• Supplied entries

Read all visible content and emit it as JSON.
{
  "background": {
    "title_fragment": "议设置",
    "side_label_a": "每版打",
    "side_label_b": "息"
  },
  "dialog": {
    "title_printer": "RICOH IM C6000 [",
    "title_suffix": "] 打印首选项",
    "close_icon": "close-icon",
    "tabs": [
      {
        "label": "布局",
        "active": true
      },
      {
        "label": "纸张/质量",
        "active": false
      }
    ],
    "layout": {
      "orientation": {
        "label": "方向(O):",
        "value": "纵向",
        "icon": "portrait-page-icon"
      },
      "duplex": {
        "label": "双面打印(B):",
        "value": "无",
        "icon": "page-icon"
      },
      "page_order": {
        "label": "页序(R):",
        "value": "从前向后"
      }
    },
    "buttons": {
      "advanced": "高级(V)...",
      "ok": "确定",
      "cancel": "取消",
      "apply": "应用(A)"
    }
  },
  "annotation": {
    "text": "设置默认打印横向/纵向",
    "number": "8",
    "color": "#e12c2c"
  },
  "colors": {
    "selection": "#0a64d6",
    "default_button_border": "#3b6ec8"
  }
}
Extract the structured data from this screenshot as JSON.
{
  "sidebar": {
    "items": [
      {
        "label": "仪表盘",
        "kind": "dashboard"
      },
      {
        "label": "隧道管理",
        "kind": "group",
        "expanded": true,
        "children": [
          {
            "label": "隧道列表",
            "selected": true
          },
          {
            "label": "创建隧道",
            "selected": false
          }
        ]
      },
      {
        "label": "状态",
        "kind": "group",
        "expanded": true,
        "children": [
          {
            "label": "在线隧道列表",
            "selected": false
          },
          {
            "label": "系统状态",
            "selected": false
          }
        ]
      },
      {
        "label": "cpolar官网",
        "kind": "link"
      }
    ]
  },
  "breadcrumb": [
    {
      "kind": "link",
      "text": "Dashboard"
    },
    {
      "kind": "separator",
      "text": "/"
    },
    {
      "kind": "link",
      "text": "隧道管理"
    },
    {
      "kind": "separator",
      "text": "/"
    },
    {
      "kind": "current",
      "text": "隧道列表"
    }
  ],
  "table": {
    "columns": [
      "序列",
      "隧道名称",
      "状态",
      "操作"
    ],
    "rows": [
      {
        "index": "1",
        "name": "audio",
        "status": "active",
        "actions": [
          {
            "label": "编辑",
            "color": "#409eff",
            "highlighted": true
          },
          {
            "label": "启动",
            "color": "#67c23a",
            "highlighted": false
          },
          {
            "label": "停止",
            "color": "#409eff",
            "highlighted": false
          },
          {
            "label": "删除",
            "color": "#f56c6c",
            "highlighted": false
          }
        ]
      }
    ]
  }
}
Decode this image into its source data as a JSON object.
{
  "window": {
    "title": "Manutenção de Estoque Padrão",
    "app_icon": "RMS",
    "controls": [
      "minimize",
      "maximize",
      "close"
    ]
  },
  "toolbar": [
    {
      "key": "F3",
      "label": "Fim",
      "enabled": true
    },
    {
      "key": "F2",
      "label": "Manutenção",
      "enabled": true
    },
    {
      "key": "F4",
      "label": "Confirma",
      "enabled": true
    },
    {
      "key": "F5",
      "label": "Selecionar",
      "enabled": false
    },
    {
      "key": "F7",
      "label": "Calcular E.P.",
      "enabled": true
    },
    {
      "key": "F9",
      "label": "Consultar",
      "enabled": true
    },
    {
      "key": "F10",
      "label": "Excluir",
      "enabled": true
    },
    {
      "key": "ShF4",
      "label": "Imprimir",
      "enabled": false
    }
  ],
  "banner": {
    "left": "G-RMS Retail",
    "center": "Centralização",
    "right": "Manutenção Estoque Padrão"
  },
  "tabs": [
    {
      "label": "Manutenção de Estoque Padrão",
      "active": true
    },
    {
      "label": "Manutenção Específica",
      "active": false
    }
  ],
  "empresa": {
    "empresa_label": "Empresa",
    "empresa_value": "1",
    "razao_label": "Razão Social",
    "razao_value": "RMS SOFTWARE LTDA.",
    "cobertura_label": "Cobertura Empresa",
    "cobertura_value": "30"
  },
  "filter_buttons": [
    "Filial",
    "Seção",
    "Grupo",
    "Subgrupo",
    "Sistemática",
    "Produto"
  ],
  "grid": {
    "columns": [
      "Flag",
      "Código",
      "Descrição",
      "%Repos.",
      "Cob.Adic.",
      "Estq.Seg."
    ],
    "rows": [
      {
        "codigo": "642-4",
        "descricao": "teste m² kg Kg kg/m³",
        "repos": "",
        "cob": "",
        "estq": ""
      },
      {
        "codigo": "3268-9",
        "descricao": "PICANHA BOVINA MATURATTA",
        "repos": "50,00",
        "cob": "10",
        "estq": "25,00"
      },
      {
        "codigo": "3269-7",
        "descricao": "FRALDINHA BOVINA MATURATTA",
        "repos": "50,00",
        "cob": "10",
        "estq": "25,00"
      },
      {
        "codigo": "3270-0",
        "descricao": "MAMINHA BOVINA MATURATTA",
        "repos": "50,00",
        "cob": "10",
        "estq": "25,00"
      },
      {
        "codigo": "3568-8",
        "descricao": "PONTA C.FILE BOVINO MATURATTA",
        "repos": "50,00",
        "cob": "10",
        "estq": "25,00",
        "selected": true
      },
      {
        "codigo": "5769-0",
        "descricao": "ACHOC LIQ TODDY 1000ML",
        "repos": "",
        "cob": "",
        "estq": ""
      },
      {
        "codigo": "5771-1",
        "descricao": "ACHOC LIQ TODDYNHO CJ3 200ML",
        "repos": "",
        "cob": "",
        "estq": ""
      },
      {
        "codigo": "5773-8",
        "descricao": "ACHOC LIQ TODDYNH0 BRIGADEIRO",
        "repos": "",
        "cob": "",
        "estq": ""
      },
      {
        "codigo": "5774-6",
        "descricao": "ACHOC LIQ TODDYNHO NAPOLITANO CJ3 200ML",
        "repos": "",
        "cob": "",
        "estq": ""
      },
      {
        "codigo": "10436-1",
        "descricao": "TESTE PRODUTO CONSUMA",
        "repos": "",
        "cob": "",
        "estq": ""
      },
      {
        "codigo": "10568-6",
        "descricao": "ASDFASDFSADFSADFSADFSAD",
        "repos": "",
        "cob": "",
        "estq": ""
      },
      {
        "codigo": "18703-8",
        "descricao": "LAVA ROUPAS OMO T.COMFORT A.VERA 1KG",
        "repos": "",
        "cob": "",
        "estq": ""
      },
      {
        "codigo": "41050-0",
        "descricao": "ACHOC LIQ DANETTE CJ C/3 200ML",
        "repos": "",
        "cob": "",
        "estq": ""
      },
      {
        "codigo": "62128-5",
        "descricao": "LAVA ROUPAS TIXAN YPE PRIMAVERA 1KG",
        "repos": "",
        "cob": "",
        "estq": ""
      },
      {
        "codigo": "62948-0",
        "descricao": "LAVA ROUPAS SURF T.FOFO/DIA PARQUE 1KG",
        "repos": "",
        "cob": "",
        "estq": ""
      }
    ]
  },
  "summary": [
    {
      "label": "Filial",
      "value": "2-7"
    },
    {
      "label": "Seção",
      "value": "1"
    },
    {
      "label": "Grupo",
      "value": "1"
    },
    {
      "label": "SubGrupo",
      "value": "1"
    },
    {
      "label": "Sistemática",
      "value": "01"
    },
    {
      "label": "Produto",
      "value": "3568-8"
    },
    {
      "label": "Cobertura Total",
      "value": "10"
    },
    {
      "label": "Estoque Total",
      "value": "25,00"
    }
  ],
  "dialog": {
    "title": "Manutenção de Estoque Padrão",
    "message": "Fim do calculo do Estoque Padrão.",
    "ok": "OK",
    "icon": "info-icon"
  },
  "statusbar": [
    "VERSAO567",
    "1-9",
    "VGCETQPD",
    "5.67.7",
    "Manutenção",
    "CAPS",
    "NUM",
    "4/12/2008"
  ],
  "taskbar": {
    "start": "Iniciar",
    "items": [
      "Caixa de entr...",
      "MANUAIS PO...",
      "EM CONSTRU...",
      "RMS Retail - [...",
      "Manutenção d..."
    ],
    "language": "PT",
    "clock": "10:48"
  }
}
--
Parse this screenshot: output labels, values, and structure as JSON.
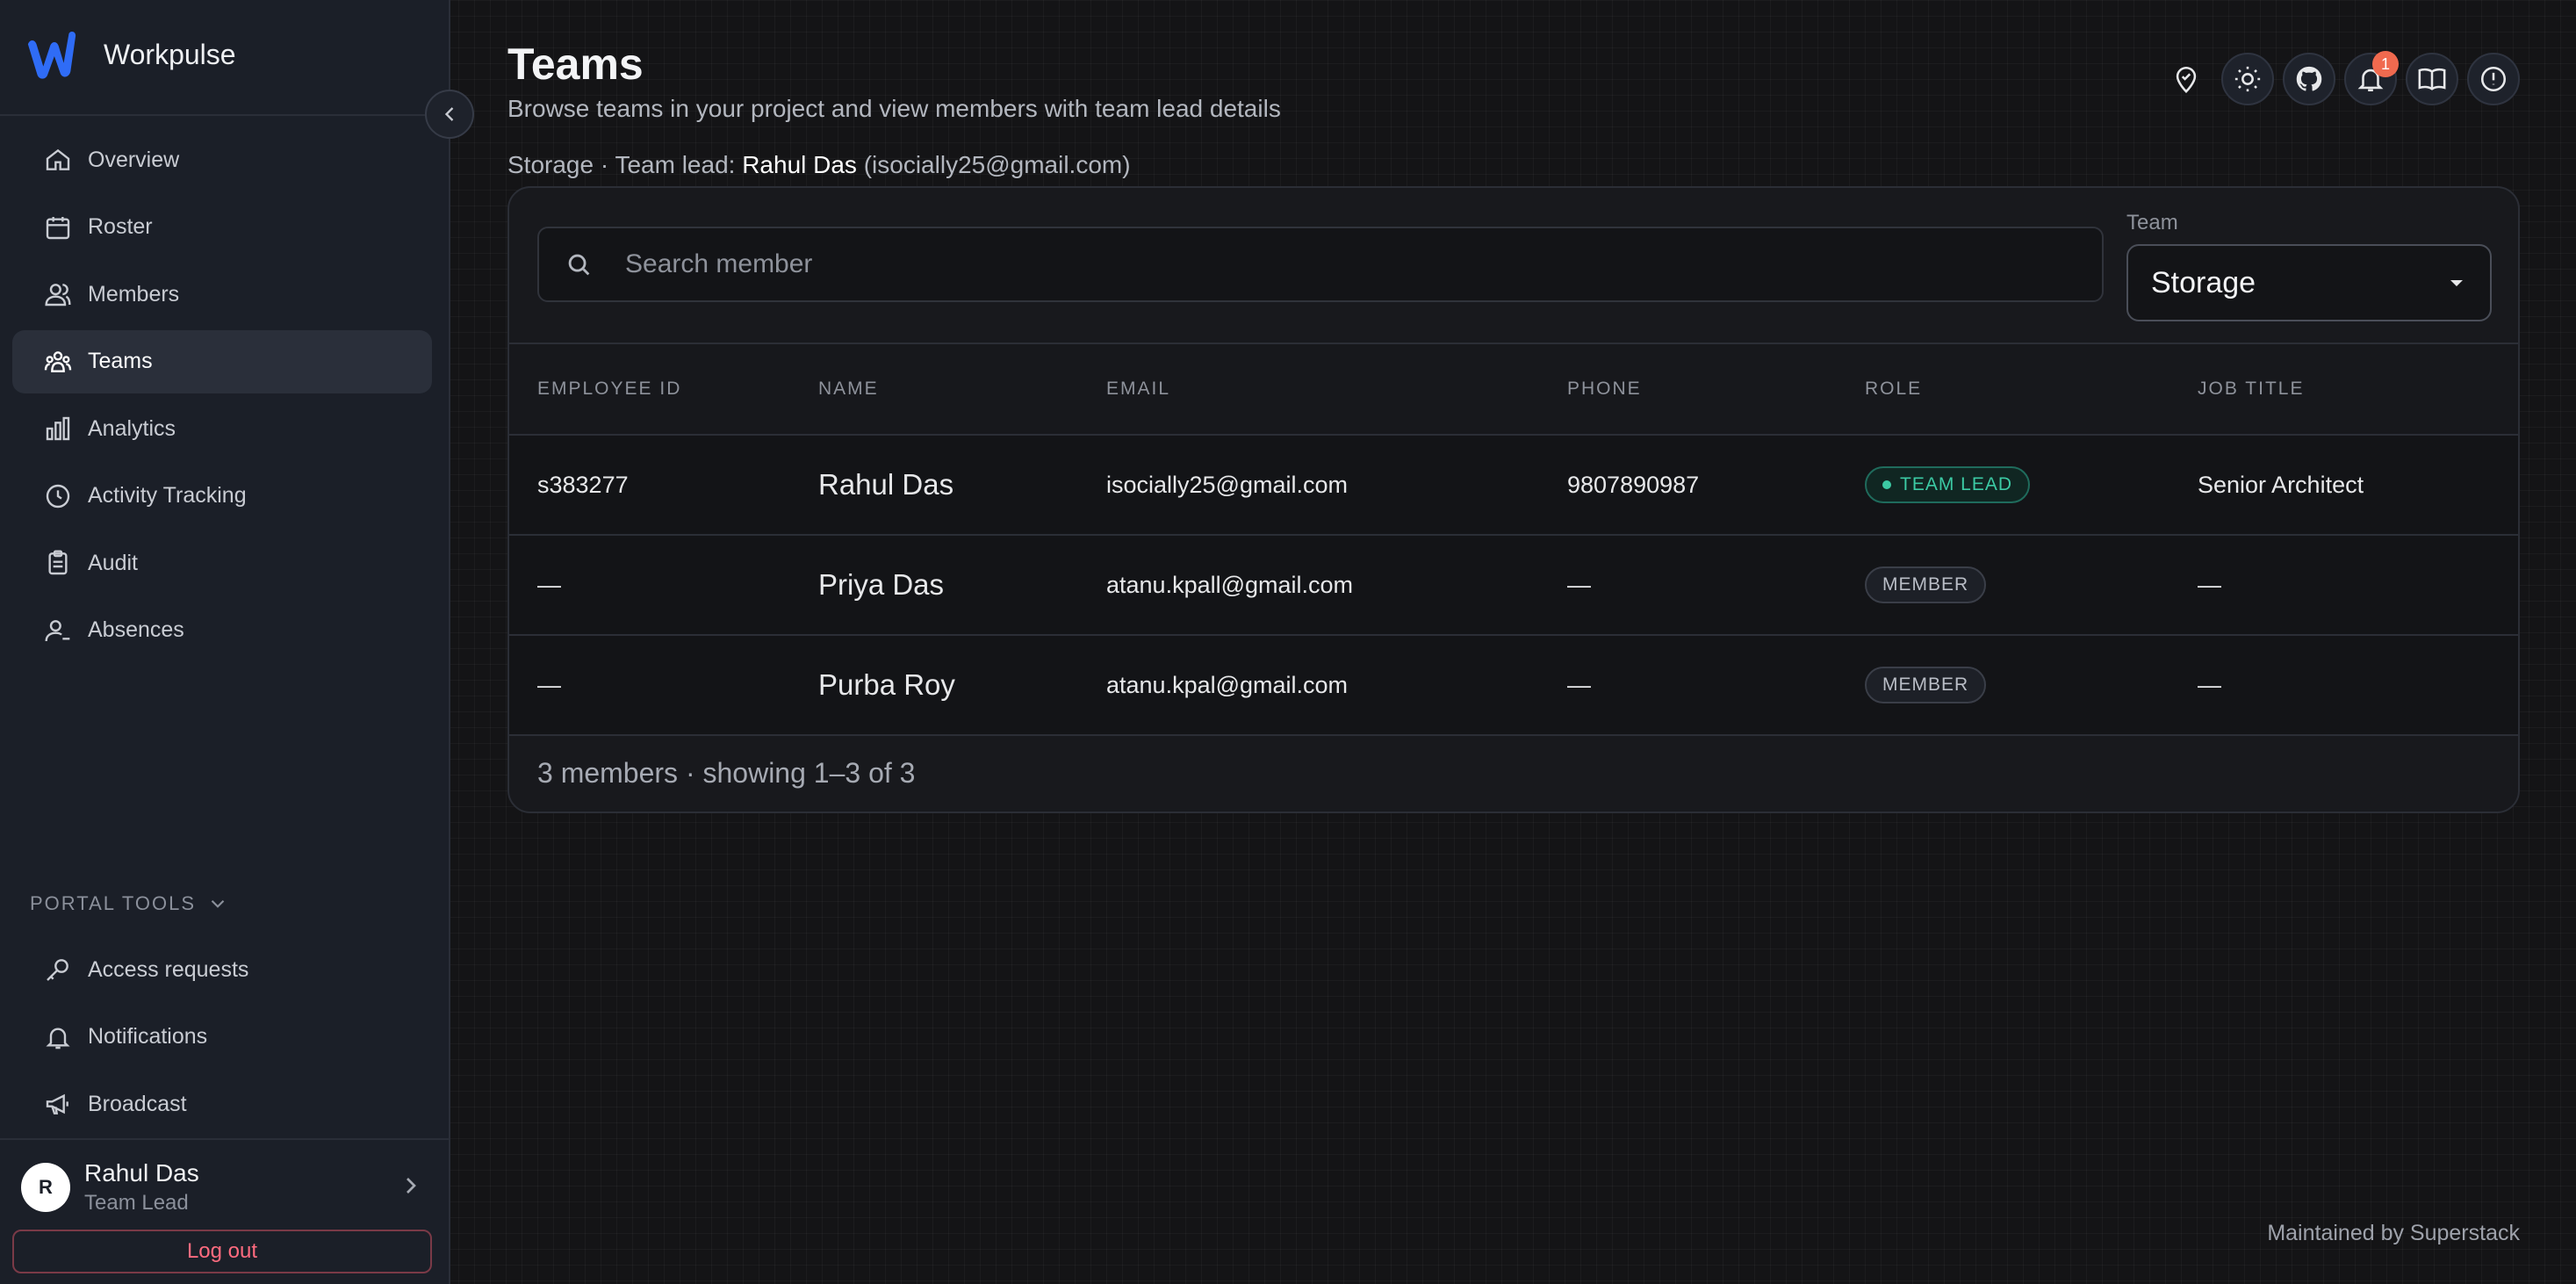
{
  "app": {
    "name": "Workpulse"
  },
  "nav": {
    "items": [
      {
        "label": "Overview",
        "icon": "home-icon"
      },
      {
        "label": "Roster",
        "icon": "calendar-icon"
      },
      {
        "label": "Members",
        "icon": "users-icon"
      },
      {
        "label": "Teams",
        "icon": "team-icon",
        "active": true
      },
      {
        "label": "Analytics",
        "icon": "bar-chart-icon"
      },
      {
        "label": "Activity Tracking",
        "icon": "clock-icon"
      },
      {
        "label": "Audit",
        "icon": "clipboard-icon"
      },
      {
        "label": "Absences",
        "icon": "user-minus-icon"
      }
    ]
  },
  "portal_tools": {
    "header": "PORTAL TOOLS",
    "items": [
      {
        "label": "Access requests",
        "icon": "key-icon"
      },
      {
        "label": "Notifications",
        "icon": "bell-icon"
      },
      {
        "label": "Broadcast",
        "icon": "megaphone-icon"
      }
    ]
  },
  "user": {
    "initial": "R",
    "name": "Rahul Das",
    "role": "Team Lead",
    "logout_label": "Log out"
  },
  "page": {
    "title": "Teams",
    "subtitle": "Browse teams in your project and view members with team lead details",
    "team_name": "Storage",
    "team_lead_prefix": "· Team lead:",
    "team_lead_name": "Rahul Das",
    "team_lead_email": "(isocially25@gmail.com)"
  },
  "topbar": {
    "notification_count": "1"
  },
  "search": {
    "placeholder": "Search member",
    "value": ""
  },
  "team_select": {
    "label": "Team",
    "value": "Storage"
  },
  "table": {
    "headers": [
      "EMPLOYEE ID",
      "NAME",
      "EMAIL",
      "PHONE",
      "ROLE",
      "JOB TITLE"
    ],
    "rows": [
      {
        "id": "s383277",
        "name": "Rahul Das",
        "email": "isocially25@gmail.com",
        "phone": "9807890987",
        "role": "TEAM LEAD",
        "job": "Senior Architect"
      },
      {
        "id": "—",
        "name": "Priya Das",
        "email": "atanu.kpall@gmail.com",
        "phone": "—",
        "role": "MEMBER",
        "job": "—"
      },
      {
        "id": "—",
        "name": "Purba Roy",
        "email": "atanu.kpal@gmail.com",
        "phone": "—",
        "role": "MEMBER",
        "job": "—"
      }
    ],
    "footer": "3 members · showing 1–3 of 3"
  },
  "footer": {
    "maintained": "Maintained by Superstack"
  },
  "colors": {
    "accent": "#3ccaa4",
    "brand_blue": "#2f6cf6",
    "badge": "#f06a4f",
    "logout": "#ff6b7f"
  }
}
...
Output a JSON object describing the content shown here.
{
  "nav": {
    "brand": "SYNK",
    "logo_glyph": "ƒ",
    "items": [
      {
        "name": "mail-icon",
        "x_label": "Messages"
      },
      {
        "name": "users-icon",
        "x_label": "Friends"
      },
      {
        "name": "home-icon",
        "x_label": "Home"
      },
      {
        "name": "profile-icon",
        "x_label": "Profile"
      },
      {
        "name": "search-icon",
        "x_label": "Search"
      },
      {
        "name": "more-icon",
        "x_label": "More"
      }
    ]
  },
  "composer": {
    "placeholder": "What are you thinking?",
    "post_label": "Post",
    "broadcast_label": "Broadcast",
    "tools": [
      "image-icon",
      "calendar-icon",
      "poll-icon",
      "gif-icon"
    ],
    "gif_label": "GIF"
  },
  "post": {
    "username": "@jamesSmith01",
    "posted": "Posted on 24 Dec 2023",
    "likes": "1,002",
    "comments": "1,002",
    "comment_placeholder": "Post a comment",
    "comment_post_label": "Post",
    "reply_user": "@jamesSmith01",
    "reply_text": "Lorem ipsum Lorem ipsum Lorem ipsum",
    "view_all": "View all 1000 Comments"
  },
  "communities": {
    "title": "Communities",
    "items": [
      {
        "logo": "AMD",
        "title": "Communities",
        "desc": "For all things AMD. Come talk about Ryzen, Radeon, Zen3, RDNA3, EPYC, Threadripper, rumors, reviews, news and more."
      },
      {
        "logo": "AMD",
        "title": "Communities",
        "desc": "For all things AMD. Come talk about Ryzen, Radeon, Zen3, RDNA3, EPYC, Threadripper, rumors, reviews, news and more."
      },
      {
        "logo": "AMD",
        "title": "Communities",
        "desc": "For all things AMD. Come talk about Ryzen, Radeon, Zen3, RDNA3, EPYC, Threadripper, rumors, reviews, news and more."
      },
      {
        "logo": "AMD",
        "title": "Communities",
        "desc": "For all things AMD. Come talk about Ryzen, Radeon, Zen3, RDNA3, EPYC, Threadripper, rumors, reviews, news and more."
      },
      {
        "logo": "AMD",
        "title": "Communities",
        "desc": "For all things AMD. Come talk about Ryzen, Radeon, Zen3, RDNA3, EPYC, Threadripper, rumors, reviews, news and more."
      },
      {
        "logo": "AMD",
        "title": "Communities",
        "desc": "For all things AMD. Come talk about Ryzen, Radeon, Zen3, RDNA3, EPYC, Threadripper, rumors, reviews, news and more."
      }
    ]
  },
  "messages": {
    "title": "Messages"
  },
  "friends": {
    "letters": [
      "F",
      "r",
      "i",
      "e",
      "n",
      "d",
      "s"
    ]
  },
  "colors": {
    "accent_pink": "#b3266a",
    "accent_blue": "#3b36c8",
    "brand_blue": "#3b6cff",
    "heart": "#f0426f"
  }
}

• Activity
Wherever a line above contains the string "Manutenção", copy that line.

• Your response
    "title": "Manutenção de Estoque Padrão",
      "label": "Manutenção",
    "right": "Manutenção Estoque Padrão"
      "label": "Manutenção de Estoque Padrão",
      "label": "Manutenção Específica",
    "title": "Manutenção de Estoque Padrão",
    "Manutenção",
      "Manutenção d..."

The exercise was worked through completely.